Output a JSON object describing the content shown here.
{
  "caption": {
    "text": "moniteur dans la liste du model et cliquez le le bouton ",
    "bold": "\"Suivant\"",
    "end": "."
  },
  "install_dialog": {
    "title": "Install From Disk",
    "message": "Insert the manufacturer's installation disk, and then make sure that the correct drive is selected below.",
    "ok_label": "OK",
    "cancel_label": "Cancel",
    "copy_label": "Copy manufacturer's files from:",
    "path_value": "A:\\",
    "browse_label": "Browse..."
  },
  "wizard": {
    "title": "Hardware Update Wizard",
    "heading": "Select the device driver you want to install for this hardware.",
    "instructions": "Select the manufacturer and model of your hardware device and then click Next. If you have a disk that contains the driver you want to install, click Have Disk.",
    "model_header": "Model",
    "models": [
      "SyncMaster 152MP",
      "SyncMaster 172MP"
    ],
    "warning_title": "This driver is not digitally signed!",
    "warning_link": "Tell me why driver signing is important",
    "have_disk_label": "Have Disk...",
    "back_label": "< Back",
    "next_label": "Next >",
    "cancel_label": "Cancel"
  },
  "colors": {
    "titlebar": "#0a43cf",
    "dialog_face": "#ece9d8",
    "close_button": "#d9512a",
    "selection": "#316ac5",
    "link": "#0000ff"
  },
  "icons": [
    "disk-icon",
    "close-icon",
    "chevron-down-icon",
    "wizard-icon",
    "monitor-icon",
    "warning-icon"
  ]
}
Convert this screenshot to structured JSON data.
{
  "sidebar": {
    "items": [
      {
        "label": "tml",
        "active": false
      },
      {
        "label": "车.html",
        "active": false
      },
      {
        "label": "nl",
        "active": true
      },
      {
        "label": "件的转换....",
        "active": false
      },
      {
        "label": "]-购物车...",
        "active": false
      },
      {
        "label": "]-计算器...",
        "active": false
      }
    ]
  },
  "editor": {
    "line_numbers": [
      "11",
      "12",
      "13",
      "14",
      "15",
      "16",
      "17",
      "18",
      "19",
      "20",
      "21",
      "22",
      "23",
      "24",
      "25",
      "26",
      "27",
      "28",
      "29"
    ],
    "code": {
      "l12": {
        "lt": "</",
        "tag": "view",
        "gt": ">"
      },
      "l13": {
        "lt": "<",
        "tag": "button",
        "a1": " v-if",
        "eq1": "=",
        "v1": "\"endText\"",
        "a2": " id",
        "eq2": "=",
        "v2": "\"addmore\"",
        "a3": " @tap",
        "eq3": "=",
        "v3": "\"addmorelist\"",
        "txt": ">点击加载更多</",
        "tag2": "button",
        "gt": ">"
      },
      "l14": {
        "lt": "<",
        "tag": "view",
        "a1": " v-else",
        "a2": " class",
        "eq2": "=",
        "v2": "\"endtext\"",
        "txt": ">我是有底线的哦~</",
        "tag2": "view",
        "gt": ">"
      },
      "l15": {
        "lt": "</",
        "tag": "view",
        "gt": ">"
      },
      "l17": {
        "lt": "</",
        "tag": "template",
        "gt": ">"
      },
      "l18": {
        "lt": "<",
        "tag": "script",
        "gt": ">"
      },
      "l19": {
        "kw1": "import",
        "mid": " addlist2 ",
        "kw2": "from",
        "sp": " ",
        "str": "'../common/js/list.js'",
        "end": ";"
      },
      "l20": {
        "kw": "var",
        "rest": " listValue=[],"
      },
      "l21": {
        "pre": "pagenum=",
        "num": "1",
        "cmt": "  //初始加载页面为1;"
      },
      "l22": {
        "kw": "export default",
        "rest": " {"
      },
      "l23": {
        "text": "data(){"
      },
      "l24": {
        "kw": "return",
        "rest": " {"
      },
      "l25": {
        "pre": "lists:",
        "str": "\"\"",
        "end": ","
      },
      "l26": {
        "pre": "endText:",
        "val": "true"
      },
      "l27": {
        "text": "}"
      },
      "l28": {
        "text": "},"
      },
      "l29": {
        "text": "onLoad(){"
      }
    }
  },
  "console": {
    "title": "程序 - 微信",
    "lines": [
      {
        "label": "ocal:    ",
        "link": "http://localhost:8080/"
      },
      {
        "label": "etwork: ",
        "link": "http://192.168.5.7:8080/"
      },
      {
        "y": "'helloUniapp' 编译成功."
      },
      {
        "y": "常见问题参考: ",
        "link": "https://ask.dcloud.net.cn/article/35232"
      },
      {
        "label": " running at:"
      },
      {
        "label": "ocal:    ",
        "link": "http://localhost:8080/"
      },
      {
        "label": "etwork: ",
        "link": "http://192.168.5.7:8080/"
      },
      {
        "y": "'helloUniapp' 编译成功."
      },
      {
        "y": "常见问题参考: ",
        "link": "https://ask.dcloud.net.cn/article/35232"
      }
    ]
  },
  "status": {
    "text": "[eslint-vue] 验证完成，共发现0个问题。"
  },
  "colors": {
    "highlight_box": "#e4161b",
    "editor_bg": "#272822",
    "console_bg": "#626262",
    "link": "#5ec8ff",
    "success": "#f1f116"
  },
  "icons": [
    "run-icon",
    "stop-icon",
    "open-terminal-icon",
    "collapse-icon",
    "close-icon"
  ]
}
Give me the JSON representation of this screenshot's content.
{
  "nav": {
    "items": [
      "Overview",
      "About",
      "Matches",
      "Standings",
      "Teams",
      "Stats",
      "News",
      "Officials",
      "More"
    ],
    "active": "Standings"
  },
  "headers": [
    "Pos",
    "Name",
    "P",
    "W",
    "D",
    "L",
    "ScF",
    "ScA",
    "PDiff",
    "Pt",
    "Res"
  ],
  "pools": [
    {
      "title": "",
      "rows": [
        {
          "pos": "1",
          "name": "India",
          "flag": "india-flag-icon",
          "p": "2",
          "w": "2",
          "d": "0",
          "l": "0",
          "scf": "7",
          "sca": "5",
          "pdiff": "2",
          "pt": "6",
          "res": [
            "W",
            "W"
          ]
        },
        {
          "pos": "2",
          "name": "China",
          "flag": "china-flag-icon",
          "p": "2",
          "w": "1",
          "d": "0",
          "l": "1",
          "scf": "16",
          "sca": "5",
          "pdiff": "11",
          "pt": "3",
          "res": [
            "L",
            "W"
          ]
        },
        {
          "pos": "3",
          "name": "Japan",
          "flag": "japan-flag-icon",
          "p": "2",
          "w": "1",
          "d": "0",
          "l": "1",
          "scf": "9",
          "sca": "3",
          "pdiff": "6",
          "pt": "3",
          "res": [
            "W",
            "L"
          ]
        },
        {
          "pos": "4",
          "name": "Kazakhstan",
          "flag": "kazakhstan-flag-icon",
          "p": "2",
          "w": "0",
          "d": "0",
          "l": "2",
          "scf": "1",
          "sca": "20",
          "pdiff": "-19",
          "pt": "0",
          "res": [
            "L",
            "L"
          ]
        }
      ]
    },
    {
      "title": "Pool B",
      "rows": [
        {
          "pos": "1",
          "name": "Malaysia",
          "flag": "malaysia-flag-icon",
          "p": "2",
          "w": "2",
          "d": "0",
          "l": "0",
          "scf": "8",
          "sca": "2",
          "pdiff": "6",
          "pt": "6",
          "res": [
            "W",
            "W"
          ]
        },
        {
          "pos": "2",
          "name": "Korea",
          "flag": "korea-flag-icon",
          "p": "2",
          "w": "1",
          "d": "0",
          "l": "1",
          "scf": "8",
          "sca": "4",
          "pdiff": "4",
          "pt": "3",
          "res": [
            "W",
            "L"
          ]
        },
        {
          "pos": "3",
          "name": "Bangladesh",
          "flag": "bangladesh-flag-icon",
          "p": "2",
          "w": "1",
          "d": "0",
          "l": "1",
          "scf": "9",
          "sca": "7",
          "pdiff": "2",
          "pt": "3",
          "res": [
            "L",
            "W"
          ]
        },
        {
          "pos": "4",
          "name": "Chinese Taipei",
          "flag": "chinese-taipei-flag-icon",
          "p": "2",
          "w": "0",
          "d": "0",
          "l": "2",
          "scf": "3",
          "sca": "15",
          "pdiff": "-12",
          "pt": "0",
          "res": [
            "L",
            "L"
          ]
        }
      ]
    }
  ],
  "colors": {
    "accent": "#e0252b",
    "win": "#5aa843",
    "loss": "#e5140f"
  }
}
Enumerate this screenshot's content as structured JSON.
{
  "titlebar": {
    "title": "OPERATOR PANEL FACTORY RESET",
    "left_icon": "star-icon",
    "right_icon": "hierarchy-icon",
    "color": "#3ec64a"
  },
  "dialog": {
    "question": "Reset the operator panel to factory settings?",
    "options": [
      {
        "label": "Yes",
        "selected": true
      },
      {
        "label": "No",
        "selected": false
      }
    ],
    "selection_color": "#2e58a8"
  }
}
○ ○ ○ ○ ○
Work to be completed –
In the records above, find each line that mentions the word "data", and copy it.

Task output –
Convert this screenshot to structured JSON data.
        "text": "data(){"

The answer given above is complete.